Are you interested in trying out a drop spindle but overwhelmed by the options? This post will give you a brief idea of where to start for the least investment. A drop spindle really doesn't need to cost a ton. You can make one from a potato and a chopstick if you want! Buying one, however, is probably a more lasting idea and I suggest a simple spindle over a fancy carved or wood burnt one. You are gonna be dropping it a ton after all! You can get one for $15-$20. A local to me yarn shop in Seattle that caries them is The Fiber Gallery but Etsy and the Evil Empire Amazon both have many options. Companies I know and trust are Ashford and Louet. If you followed those links you will quickly see that there are LOTS of spindles and lots of styles to choose from. I hope this post can narrow down the choices.
~Look for a spindle that is 1-2 oz or 30-60 g.
~Top or bottom whorl? Honestly I suggest trying both. Look for a hi-lo spindle that will allow you to use it as either a top or bottom whorl spindle. Each type is better suited for different yarn qualities. (There is a whole blog post coming about the different kinds and why we would prefer one over the other for a specific project) Given that the bottom whorl spindle is more stable, if you must choose it may be an easier place to start.
~Hook or notch? Don't worry about that too much. Eventually you may prefer one over the other, but both work just fine.
~A first spindle should be simple. Remember what I said about dropping it a ton?
Thats about it for spindles.
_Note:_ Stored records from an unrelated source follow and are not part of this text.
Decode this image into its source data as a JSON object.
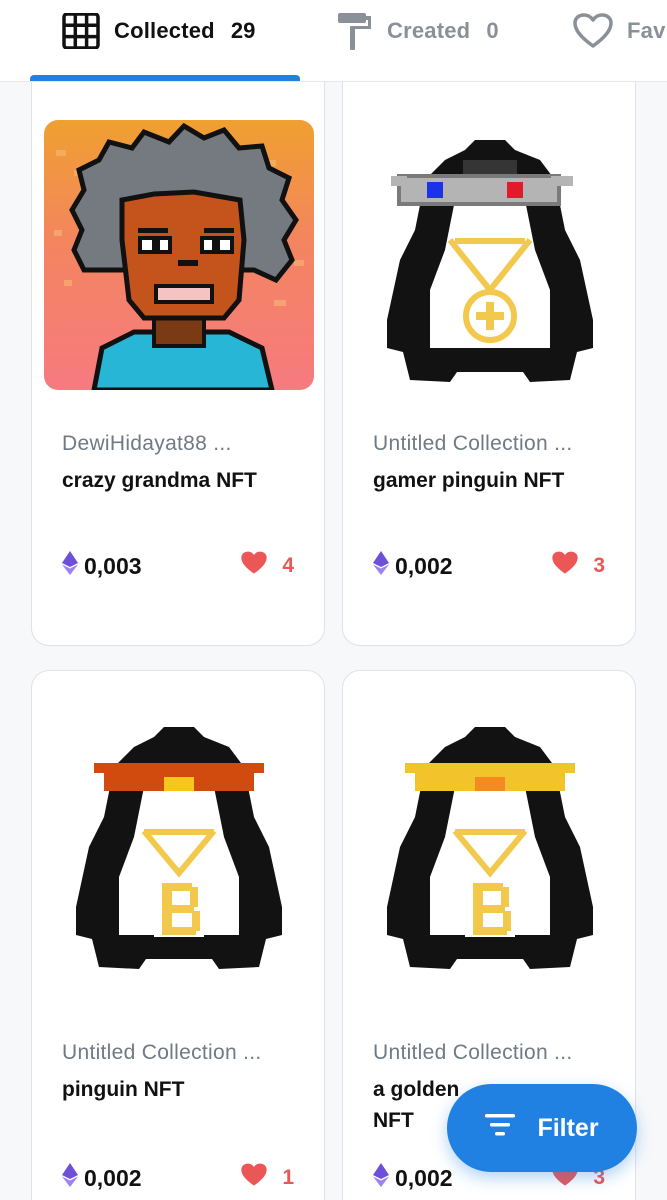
{
  "tabs": [
    {
      "label": "Collected",
      "count": "29",
      "icon": "grid-icon",
      "active": true
    },
    {
      "label": "Created",
      "count": "0",
      "icon": "paint-roller-icon",
      "active": false
    },
    {
      "label": "Fav",
      "icon": "heart-outline-icon",
      "active": false
    }
  ],
  "cards": [
    {
      "collection": "DewiHidayat88 ...",
      "name": "crazy grandma NFT",
      "price": "0,003",
      "likes": "4",
      "image": "pixel-grandma-image"
    },
    {
      "collection": "Untitled Collection ...",
      "name": "gamer pinguin NFT",
      "price": "0,002",
      "likes": "3",
      "image": "pixel-penguin-3d-glasses-image"
    },
    {
      "collection": "Untitled Collection ...",
      "name": "pinguin NFT",
      "price": "0,002",
      "likes": "1",
      "image": "pixel-penguin-orange-glasses-image"
    },
    {
      "collection": "Untitled Collection ...",
      "name": "a golden NFT",
      "price": "0,002",
      "likes": "3",
      "image": "pixel-penguin-gold-glasses-image"
    }
  ],
  "fab": {
    "label": "Filter",
    "icon": "filter-lines-icon"
  },
  "colors": {
    "accent": "#2081e2",
    "heart": "#eb5757",
    "eth": "#6d4fd8",
    "muted": "#707a83"
  }
}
But what about fiber?!
Honestly there is no right fiber to begin with. I have learned that some are a bit easier to work with so to narrow down the options I'll share what I've learned from my own experience. Carded wool is easier to work with than combed top and undyed wool is less challenging to work with than dyed wool.
A whole post is coming about the differences between carded wool and combed top and why we would choose one or the other given the qualities we hope for in our yarn. For now lets simplify the whole thing as two different ways to process wool for spinning. Carded wool is "fluffier" and easier to draft. Combed top is much softer but the process creates fibers that are more parallel with each other and harder to draft because of that.
As much as those beautiful hand dyed braids of roving speak to our hearts, its easier to start with undyed fiber. The dye process can make the fiber more challenging to draft. It really is a question of how steep you want the learning curve to be. If that braid speaks to your heart, GO FOR IT.
Corriedale or Bluefaced Leicester are breeds of sheep that are often recommended for beginners. They are a more course, but while that means they are scratchier, it also means the fibers grab each other. That can be handy. Merino is great for learning to draft but the long smooth staples can be a bit slippery and want to pull apart with the weight of the spindle until we learn to add enough twist.
That is about it! Add this post to your Pinterist so you can be sure to find it again and leave a comment if you have a favorite indie spindle maker or dyer on Etsy or Insta you follow. I would love to look them up. Some indie dyers I'm in love with on Instagram are CreatedByElsieB, Hirschfeldhandknits, and NestFiber.